Diet and Cancer
Many studies have tried to determine whether specific foods increase or decrease a person's risk of getting cancer. Unfortunately, different studies have had conflicting results, so it is hard to know what effect foods or dietary supplements have on cancer risk. A common problem is that when studies find that people who eat more of a certain food seem to have lower rates of a certain cancer, it can be difficult to tell whether those people also were different in terms of other risk factors (such as where they live, how much they smoke and drink, and so forth). Often, when doctors do a controlled trial (see also The Science of Medicine) and randomly give some people a seemingly helpful food or supplement, the studies do not show a beneficial effect. Some foods and supplements have been studied more than others, and many studies are ongoing.

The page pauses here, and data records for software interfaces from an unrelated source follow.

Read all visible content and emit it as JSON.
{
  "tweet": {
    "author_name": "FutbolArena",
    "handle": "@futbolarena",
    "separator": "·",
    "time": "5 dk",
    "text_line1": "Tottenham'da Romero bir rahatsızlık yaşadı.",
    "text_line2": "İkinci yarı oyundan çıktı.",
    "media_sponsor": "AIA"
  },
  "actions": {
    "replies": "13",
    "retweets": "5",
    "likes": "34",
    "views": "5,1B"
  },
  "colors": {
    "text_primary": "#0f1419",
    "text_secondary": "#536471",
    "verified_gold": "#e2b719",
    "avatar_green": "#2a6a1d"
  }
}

Alcohol increases the risk of cancers of the mouth, throat, esophagus, liver, breast, and the colon and rectum. People who smoke as well as drink have a much higher risk of these cancers. Although some studies have shown that moderate intake of alcohol, especially wine, decreases the risk of heart disease, this potential benefit must be weighed against the potential risks of alcohol.
Antioxidants, such as vitamins C and E and beta-carotene ( vitamin A), are part of a well-balanced diet. However, studies have not shown that taking supplements containing these antioxidants decreases the risk of cancer. There is some evidence that taking high doses of beta-carotene or vitamin E supplements may actually increase the risk of certain types of cancer.

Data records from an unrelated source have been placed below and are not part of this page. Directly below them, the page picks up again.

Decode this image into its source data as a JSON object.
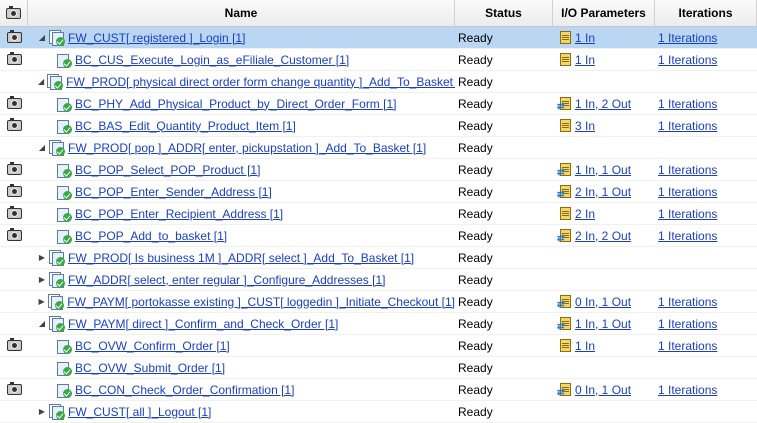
{
  "columns": {
    "name": "Name",
    "status": "Status",
    "io": "I/O Parameters",
    "iterations": "Iterations"
  },
  "rows": [
    {
      "name": "FW_CUST[ registered ]_Login [1]",
      "level": 0,
      "expand": "open",
      "camera": true,
      "status": "Ready",
      "io": "1 In",
      "io_arrows": false,
      "iterations": "1 Iterations",
      "selected": true
    },
    {
      "name": "BC_CUS_Execute_Login_as_eFiliale_Customer [1]",
      "level": 1,
      "expand": "none",
      "camera": true,
      "status": "Ready",
      "io": "1 In",
      "io_arrows": false,
      "iterations": "1 Iterations",
      "selected": false
    },
    {
      "name": "FW_PROD[ physical direct order form change quantity ]_Add_To_Basket [1]",
      "level": 0,
      "expand": "open",
      "camera": false,
      "status": "Ready",
      "io": "",
      "io_arrows": false,
      "iterations": "",
      "selected": false
    },
    {
      "name": "BC_PHY_Add_Physical_Product_by_Direct_Order_Form [1]",
      "level": 1,
      "expand": "none",
      "camera": true,
      "status": "Ready",
      "io": "1 In, 2 Out",
      "io_arrows": true,
      "iterations": "1 Iterations",
      "selected": false
    },
    {
      "name": "BC_BAS_Edit_Quantity_Product_Item [1]",
      "level": 1,
      "expand": "none",
      "camera": true,
      "status": "Ready",
      "io": "3 In",
      "io_arrows": false,
      "iterations": "1 Iterations",
      "selected": false
    },
    {
      "name": "FW_PROD[ pop ]_ADDR[ enter, pickupstation ]_Add_To_Basket [1]",
      "level": 0,
      "expand": "open",
      "camera": false,
      "status": "Ready",
      "io": "",
      "io_arrows": false,
      "iterations": "",
      "selected": false
    },
    {
      "name": "BC_POP_Select_POP_Product [1]",
      "level": 1,
      "expand": "none",
      "camera": true,
      "status": "Ready",
      "io": "1 In, 1 Out",
      "io_arrows": true,
      "iterations": "1 Iterations",
      "selected": false
    },
    {
      "name": "BC_POP_Enter_Sender_Address [1]",
      "level": 1,
      "expand": "none",
      "camera": true,
      "status": "Ready",
      "io": "2 In, 1 Out",
      "io_arrows": true,
      "iterations": "1 Iterations",
      "selected": false
    },
    {
      "name": "BC_POP_Enter_Recipient_Address [1]",
      "level": 1,
      "expand": "none",
      "camera": true,
      "status": "Ready",
      "io": "2 In",
      "io_arrows": false,
      "iterations": "1 Iterations",
      "selected": false
    },
    {
      "name": "BC_POP_Add_to_basket [1]",
      "level": 1,
      "expand": "none",
      "camera": true,
      "status": "Ready",
      "io": "2 In, 2 Out",
      "io_arrows": true,
      "iterations": "1 Iterations",
      "selected": false
    },
    {
      "name": "FW_PROD[ Is business 1M ]_ADDR[ select ]_Add_To_Basket [1]",
      "level": 0,
      "expand": "closed",
      "camera": false,
      "status": "Ready",
      "io": "",
      "io_arrows": false,
      "iterations": "",
      "selected": false
    },
    {
      "name": "FW_ADDR[ select, enter regular ]_Configure_Addresses [1]",
      "level": 0,
      "expand": "closed",
      "camera": false,
      "status": "Ready",
      "io": "",
      "io_arrows": false,
      "iterations": "",
      "selected": false
    },
    {
      "name": "FW_PAYM[ portokasse existing ]_CUST[ loggedin ]_Initiate_Checkout [1]",
      "level": 0,
      "expand": "closed",
      "camera": false,
      "status": "Ready",
      "io": "0 In, 1 Out",
      "io_arrows": true,
      "iterations": "1 Iterations",
      "selected": false
    },
    {
      "name": "FW_PAYM[ direct ]_Confirm_and_Check_Order [1]",
      "level": 0,
      "expand": "open",
      "camera": false,
      "status": "Ready",
      "io": "1 In, 1 Out",
      "io_arrows": true,
      "iterations": "1 Iterations",
      "selected": false
    },
    {
      "name": "BC_OVW_Confirm_Order [1]",
      "level": 1,
      "expand": "none",
      "camera": true,
      "status": "Ready",
      "io": "1 In",
      "io_arrows": false,
      "iterations": "1 Iterations",
      "selected": false
    },
    {
      "name": "BC_OVW_Submit_Order [1]",
      "level": 1,
      "expand": "none",
      "camera": false,
      "status": "Ready",
      "io": "",
      "io_arrows": false,
      "iterations": "",
      "selected": false
    },
    {
      "name": "BC_CON_Check_Order_Confirmation [1]",
      "level": 1,
      "expand": "none",
      "camera": true,
      "status": "Ready",
      "io": "0 In, 1 Out",
      "io_arrows": true,
      "iterations": "1 Iterations",
      "selected": false
    },
    {
      "name": "FW_CUST[ all ]_Logout [1]",
      "level": 0,
      "expand": "closed",
      "camera": false,
      "status": "Ready",
      "io": "",
      "io_arrows": false,
      "iterations": "",
      "selected": false
    }
  ]
}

In some older studies, folate (folic acid) was found to help protect against colon cancer and breast cancer. However, more recent studies have found that folic acid supplements may actually increase the risk of prostate cancer, colorectal cancer, and possibly breast cancer. Most people get sufficient folate in their diets and do not need to take supplements.
People who eat large amounts of processed meats may be at risk for stomach and colon and rectal cancers. Some investigators attribute this finding to nitrates, which are in luncheon meats, hams, and hot dogs. This connection is unproved. Eating meats processed by salting or smoking may increase exposure to potential cancer-causing substances.
Some studies have found higher rates of some types of cancers in countries where fat intake is higher. However, no studies have found that decreasing fat intake decreases the risk of cancer. Of more importance, however, is that foods that contain high levels of saturated fats also contain many calories and may contribute to obesity, which is a risk factor for cancer and other health problems.